A resolution to place naloxone in all on-campus residence halls was passed during the Feb. 1 Student Government Association (SGA) Senate meeting. The resolution’s passage coincides with JMU’s efforts to make naloxone more accessible on campus.
Naloxone, also known as Narcan, is defined by the National Institute on Drug Abuse as a drug that reverses opioid overdose.
The resolution, drafted by senior SGA Senator Emily Butters, argues that Narcan and resources on proper administration should be available in all on-campus residence halls. Butters said her inspiration for the resolution stemmed from an opinion article published by The Breeze addressing the topic of naloxone in residence halls.
“I really liked the idea of promoting that Narcan should be more accessible on campus,” Butters said. “I wanted to both start a conversation and also provide that we should be doing something about it.”
Butters said she believes residence halls are an ideal location for naloxone since they’re open at night.
Although the SGA resolution passed, the question of how naloxone would be accessible remains an issue. Butters said she believes it’s best to leave the decision up to JMU.

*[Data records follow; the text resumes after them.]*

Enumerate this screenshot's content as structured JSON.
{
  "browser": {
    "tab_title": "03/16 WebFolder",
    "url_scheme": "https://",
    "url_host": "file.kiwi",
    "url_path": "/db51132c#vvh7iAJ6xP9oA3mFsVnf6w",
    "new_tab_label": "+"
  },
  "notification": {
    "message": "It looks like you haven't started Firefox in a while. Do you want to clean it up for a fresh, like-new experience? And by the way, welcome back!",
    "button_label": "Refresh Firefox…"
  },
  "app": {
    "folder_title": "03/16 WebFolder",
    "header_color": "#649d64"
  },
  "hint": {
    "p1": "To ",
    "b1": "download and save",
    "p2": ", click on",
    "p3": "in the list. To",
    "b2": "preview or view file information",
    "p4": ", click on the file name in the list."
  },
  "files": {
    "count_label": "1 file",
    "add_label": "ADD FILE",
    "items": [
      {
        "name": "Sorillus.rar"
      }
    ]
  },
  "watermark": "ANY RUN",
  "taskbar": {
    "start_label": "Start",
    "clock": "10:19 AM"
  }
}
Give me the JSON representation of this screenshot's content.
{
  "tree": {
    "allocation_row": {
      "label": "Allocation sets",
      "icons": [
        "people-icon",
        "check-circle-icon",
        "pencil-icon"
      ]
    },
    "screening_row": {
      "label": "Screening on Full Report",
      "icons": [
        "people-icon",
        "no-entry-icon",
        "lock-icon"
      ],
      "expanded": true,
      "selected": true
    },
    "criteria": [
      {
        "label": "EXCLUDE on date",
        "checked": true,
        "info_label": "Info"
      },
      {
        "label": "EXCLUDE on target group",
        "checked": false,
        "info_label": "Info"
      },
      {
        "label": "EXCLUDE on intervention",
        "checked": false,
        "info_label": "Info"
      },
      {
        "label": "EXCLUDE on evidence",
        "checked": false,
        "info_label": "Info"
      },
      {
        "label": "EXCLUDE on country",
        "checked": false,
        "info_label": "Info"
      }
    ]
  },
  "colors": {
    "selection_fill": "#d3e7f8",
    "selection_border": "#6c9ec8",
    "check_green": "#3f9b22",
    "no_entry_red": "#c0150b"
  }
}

While drafting the resolution, Butters received help from her peers to refine the resolution’s wording, including Student Body President Shawdee Bakhtiari and senior Melody Haak, SGA’s communications committee chair.
Bakhtiari said SGA strives to fulfill the needs identified by SGA members and destigmatize the potential struggles of JMU community members.
“As a college campus, through student leadership and administration, we have a responsibility to uphold the safety of our students and our community,” Bakhtiari said, “and so I think that is a really big proponent of [the resolution]. The more resources, the better.”
JMU to increase awareness and opportunities
Butters said she met with Kristina Blyer, associate vice president for health and well-being, after the resolution’s passage. Butters said Blyer spoke of strides being made to train students and JMU police officers in Narcan administration.
In an email to The Breeze, Blyer said there’s been hesitation to implement naloxone in residence halls since not all resident advisers (RAs) may feel comfortable with administering the drug. However, Blyer said all JMU police officers carry and have been trained in administering naloxone.
In her email, Blyer identified other campus-wide efforts, including a new student-run organization. Blyer said she worked with the Virginia Department of Health (VDH) to provide two on-campus Narcan trainings, called Revive!, last Fall. Blyer credited Emma Ashley, a JMU student, in assisting her with Revive! and in creating a student organization “whose mission is to continue Narcan training for students.”
Blyer wrote of Revive!’s current objective to begin providing training to students this spring. These trainings are available to all students and groups, Blyer said.
“Students should have the option to be trained in Narcan and have a resource to get it if they want to,” Butters said.
Blyer said Revive! will be advised by Anne Brenneman, director of the University Health Center (UHC). Brenneman and student members have been trained by VDH in the administration and teaching of administration of naloxone.
“We have been working with other student leaders and made significant progress in increasing access to Narcan on campus,” Blyer wrote. “We feel this is a concern that everyone can buy into and we can work together to save lives.”
Both Butters and Bakhtiari voiced their support for these efforts.
“Allowing those resources and … creating those spaces for people who may not be well-versed in healthcare … is a great opportunity,” Bakhtiari said. “It’s a really great step forward.”